The three Republicans in the Senate who tried to add the gas tax increase to the list of taxes on track for repeal were also unsuccessful in their attempts to unchain the gas tax from future increases tied to inflation.
Sen. Cynthia Creem, in her attempt to raise the gas tax further, argued that with the tech tax gone there will not be enough money to invest in transportation. Creem wanted to raise the current gas tax from 24 cents to 29 cents.
The tech tax was counted on to raise $160 million and was part of the $500 million tax package approved this summer, which included a 3-cent per gallon increase in the gas tax and $1 tax increase on tobacco products. Future gas tax increases are tied to inflation. The repeal bill now sits on Gov. Deval Patrick’s desk awaiting his signature.

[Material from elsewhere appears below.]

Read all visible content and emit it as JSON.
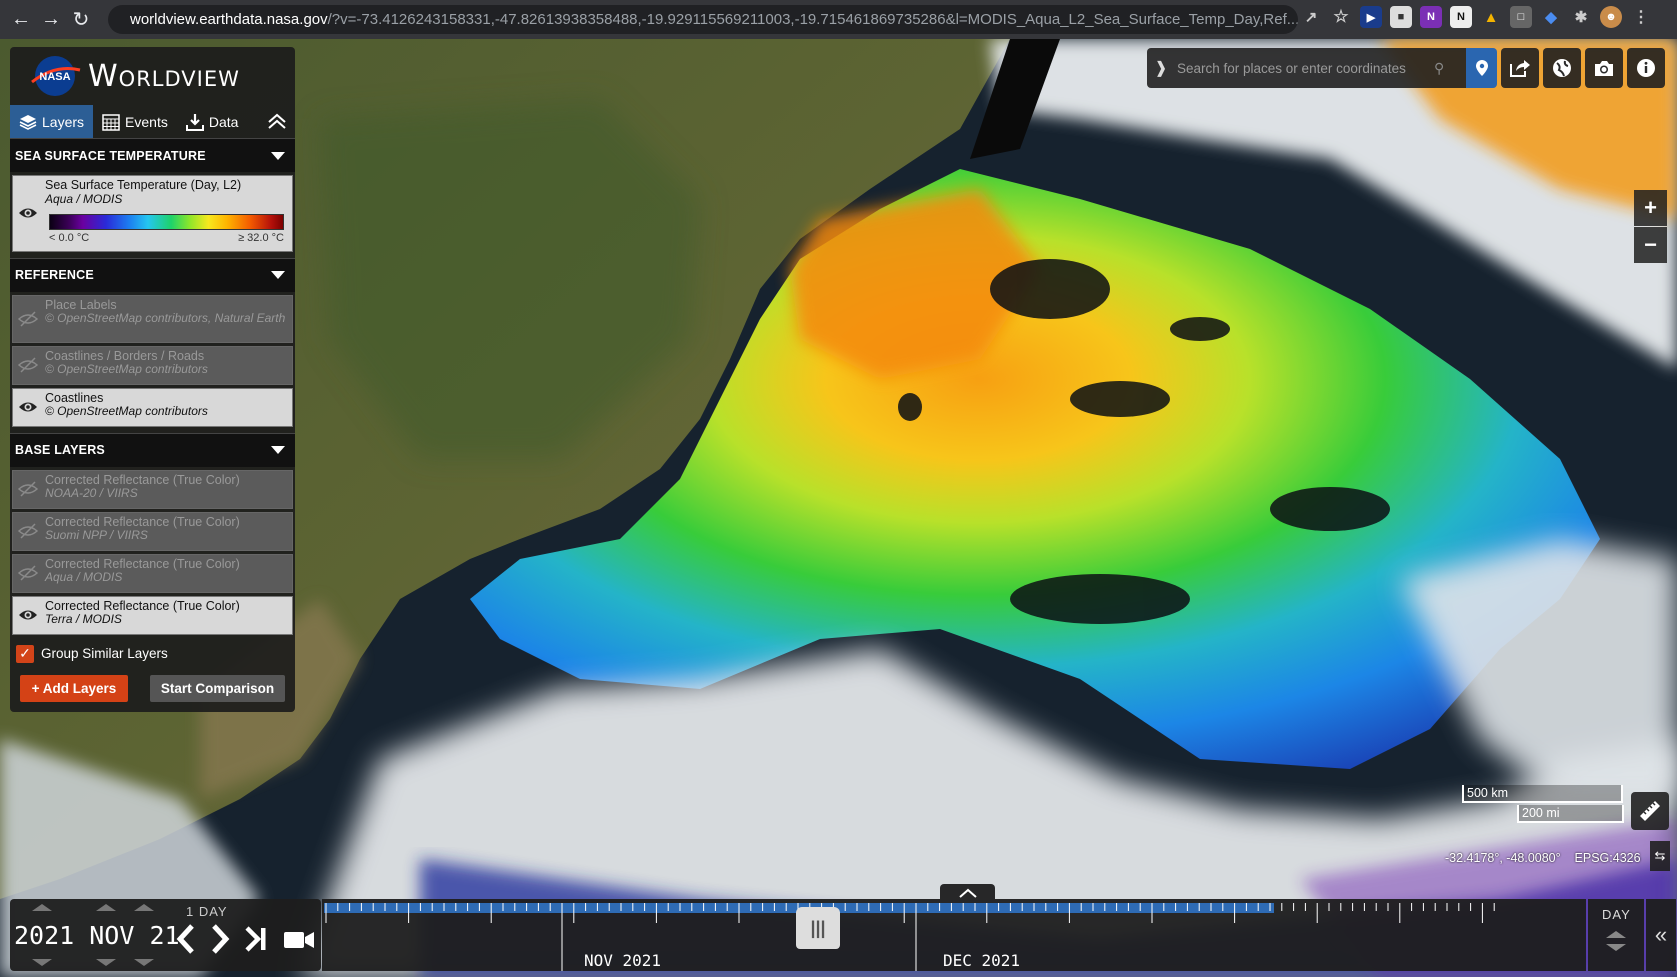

Senate Ways and Means Chairman Stephen Brewer said the state will bet on larger than expected revenues to plug the budget hole left by retroactively repealing the new sales tax on computer services, which had been counted on for $161 million in the fiscal 2014 budget.
The bill to repeal the tax (H 3662) passed unanimously in the Senate, 38 to 0.
Like her House counterparts, Senate President Therese Murray said legislative leaders made a promise to revisit the tech-tax to see if the impact was broader than anticipated. Business leaders decried the sales tax as an innovation-killer for the state.
“Today, we kept that promise,” Murray said in a statement after the vote. “Through ongoing conversations with industry experts, it became clear that this sales tax was having an unanticipated negative effect on our technology industry and I am proud of the Senate for taking action.”
Minority Leader Bruce Tarr (R-Gloucester), Hedlund and Sen. Richard Ross (R-Wrentham) filed amendments to eliminate the 3-cent gas tax increase and the mechanism in the transportation funding package that automatically ties future gas increases to inflation.
“At what point do we stop digging into the wallets of taxpayers?” Hedlund asked.